Each line below should be written out exactly, with none skipped.

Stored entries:
......

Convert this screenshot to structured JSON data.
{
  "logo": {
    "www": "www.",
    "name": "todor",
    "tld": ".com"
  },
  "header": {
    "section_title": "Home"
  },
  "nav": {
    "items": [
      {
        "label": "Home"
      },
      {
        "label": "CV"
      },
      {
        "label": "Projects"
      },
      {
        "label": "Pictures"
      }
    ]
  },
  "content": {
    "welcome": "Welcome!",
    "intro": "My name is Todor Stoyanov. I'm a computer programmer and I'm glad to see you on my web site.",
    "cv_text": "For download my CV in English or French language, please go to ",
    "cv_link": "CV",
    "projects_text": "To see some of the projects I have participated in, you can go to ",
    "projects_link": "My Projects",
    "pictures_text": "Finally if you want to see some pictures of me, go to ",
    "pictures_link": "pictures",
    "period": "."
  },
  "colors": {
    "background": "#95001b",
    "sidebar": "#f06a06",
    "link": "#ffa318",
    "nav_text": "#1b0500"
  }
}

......

WRITTEN ANSWER –
Convert this screenshot to structured JSON data.
{
  "logo": {
    "www": "www.",
    "name": "todor",
    "tld": ".com"
  },
  "header": {
    "section_title": "Home"
  },
  "nav": {
    "items": [
      {
        "label": "Home"
      },
      {
        "label": "CV"
      },
      {
        "label": "Projects"
      },
      {
        "label": "Pictures"
      }
    ]
  },
  "content": {
    "welcome": "Welcome!",
    "intro": "My name is Todor Stoyanov. I'm a computer programmer and I'm glad to see you on my web site.",
    "cv_text": "For download my CV in English or French language, please go to ",
    "cv_link": "CV",
    "projects_text": "To see some of the projects I have participated in, you can go to ",
    "projects_link": "My Projects",
    "pictures_text": "Finally if you want to see some pictures of me, go to ",
    "pictures_link": "pictures",
    "period": "."
  },
  "colors": {
    "background": "#95001b",
    "sidebar": "#f06a06",
    "link": "#ffa318",
    "nav_text": "#1b0500"
  }
}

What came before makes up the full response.